Similar phrases[edit]

A model showing a method for jury-rigging a rudder
  • The phrase "jerry-built" has a separate origin and implies shoddy workmanship not necessarily of a temporary nature.[9][1][10]
  • Bricolage is building from what happens to be available.
  • To "MacGyver" something is to rig up something in a hurry using materials at hand, from the title character of the U.S. television show of the same name, who specialised in such improvisation stunts.[11]

See also[edit]

References[edit]
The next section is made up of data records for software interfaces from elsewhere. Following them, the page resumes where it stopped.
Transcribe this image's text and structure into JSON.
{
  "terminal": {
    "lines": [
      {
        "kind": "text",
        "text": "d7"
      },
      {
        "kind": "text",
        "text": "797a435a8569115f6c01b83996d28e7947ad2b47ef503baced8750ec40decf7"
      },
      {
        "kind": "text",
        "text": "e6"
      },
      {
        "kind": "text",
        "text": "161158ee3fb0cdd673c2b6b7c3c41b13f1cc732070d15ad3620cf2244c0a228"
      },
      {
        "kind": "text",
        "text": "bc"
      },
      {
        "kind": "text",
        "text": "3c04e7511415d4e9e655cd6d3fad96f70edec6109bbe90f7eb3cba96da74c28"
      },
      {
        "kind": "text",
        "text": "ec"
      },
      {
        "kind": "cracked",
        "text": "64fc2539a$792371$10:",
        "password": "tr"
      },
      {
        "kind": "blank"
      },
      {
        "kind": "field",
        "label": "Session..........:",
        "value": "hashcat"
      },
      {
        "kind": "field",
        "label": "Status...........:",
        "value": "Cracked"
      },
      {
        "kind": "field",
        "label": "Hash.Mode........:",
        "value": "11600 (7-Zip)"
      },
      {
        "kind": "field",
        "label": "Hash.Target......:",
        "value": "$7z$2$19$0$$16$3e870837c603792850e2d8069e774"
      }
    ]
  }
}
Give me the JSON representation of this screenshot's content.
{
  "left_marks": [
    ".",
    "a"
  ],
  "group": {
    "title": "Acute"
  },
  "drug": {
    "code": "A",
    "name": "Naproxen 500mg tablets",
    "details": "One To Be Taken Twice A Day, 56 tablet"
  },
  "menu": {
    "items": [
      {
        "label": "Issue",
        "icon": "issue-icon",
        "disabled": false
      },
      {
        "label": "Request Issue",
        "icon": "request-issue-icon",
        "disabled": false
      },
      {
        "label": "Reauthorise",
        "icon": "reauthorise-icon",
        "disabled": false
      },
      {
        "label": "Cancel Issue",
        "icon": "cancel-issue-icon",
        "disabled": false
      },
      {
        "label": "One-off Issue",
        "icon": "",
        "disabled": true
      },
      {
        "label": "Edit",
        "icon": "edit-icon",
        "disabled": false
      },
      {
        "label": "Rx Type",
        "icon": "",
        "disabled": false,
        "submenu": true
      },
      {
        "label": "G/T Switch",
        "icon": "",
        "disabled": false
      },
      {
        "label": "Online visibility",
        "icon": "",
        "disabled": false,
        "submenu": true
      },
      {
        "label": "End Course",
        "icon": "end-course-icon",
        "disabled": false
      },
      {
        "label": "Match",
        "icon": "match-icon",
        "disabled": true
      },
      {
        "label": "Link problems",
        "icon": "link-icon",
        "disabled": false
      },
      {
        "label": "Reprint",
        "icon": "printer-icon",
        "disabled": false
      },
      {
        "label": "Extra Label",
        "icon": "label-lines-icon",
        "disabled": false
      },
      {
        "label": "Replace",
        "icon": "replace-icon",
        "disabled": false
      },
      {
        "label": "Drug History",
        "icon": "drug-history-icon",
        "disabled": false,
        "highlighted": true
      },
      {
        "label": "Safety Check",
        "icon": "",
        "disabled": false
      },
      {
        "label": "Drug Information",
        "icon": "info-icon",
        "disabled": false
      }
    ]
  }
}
  1. ^ a b Israel, Mark (29 September 1997). "jerry-built"/"jury-rigged". alt.usage.english Word Origins FAQ. Retrieved 28 February 2013. 
  2. ^ a b The Oxford English Dictionary, Volume V, H-K (Oxford: Clarendon Press, 1933; corrected reprinting 1966), 637.
  3. ^ Captain and Admiral John Smith, and Paul Royster, ed., A Description of New England (1616): An Online Electronic Text Edition, Electronic Texts in American Studies. Paper 4. (Lincoln, NE: University of Nebraska-Lincoln, 1616;2013) University of Nebraska-Lincoln digital republication. ([1])
  4. ^ Captaine Iohn Smith, The Generall Historie of Virginia, New-England, and the Summer Isles (London: Michael Sparkes, 1624; 2006 UNC digital republication), 223. (Online edition.)
  5. ^ Note that in the orthography of Early Modern English 'I' was often used in place of 'J', thus the actual quote from Smith(1624) reads, "...we had re-accommodated a Iury-mast to returne for Plimoth..."
  6. ^ Robert K. Barnhart, ed., Barnhart dictionary of etymology, (New York: H. W. Wilson Company, 1988), 560.
  7. ^ E. Cobham Brewer 1810–1897. Dictionary of Phrase and Fable. 1898.
  8. ^ Charles Hamel, "Investigations on the Jury Mast Knot" [2] [3] [4] Accessed 2007-02-22.
  9. ^ William and Mary Morris, Morris Dictionary of Words and Phrase Origins, 2nd Edition (New York: HarperCollins, 1988), 321-322.
  10. ^ Wilton, Dave. "jerry-built / jury rig". wordorigins.org. wordorigins.org. Retrieved 28 February 2013. 
  11. ^ "Urban Dictionary: MacGyver". Urban Dictionary. Retrieved 28 February 2013. 

Further reading[edit]

  • John Harland, Seamanship in the Age of Sail (Naval Institute Press, 1984)